Halal investments are investments that are made in accordance with the principles of Shariah Law. These Islamic principles are based on the idea of using your finances for ethical investing to benefit the Muslim community and society.

The Shariah-compliant investment rules are designed to balance five areas: religion, life, family, intellect and property. While you can invest in asset classes such as stocks, indices, commodities, cryptos, sukuk and property the intention and the way you invest are important.

Islamic Law in finance states that investment opportunities should be made without the expectation of interest in return and that you should avoid unethical investments. There are specific guidelines and limits set out related to Halal investment options UK in the next section.

Islamic Investment Principles

Here are some guidelines and principles for Shariah-compliant investments.

1. Riba-Free Investments

To ensure Sharia-compliant investments you must avoid opportunities or investments that involve the earning of interest or Riba.

2. Avoid Unethical Investments

Shariah Law states that you should avoid investing in areas that harm society. This means avoiding industries such as alcohol, tobacco, gambling and banks (except Islamic banks) and insurance companies involved in interest payments.

3. The 5% Rule

Shariah principles state that you should avoid investing in companies that generate more than 5% of its income from unethical sources (as listed above).

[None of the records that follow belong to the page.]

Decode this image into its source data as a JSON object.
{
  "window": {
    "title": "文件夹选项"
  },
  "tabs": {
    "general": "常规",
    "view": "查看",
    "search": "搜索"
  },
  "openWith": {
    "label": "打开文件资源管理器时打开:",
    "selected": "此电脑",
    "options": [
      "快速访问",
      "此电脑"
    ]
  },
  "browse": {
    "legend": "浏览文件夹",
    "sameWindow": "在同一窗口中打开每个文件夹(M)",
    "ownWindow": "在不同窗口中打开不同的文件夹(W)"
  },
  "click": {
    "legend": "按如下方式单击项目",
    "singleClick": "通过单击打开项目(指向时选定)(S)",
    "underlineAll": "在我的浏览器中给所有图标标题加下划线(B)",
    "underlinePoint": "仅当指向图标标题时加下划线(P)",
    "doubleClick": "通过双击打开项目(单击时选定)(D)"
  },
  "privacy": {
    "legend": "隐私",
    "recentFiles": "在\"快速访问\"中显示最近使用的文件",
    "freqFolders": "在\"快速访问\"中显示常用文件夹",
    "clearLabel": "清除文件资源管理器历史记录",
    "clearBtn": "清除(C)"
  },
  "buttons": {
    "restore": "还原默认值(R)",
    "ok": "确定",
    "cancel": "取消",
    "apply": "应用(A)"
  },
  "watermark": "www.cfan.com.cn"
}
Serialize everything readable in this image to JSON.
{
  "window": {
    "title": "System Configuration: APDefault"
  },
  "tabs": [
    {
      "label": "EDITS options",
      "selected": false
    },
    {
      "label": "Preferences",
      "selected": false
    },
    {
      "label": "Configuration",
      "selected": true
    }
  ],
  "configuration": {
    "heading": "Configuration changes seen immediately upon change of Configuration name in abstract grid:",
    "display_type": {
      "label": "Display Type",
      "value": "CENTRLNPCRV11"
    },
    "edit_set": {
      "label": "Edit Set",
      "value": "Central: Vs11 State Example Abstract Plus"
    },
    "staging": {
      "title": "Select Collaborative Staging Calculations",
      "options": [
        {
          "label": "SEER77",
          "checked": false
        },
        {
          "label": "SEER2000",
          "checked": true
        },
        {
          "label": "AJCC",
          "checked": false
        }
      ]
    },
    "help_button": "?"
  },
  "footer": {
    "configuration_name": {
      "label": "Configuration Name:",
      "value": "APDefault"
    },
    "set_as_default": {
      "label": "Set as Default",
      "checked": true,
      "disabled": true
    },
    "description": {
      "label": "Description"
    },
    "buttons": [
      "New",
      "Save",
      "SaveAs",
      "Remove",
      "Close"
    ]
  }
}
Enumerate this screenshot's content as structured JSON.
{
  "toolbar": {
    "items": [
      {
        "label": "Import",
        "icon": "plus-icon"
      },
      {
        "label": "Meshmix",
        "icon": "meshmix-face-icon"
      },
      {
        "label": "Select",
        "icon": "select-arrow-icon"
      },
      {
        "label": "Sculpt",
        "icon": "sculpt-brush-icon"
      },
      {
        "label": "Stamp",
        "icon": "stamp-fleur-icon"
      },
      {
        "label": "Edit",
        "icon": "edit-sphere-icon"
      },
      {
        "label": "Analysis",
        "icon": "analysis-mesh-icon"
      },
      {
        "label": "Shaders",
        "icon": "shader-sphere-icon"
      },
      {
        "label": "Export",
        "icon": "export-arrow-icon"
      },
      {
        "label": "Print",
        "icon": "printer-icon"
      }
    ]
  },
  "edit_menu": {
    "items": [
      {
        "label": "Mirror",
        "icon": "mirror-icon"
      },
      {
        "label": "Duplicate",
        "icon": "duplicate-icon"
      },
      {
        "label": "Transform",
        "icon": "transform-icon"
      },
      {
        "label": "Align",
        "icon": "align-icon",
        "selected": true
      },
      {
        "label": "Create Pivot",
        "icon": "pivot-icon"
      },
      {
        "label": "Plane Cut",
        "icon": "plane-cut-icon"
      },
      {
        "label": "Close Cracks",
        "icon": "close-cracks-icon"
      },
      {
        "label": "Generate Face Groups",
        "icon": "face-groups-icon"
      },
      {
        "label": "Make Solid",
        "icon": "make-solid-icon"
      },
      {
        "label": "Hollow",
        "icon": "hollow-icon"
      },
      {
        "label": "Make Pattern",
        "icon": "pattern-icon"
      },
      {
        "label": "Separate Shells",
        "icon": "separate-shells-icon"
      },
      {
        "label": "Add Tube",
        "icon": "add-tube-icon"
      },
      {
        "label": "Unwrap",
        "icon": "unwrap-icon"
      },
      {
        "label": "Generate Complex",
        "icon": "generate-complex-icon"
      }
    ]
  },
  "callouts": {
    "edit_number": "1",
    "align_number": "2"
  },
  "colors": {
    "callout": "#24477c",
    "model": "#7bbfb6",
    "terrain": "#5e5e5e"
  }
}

Conclusion – Halal Investments

Halal investing is becoming increasingly popular as a way to ethically perform responsible investing. But, the intention and the way you choose to invest needs to be Shariah-compliant also.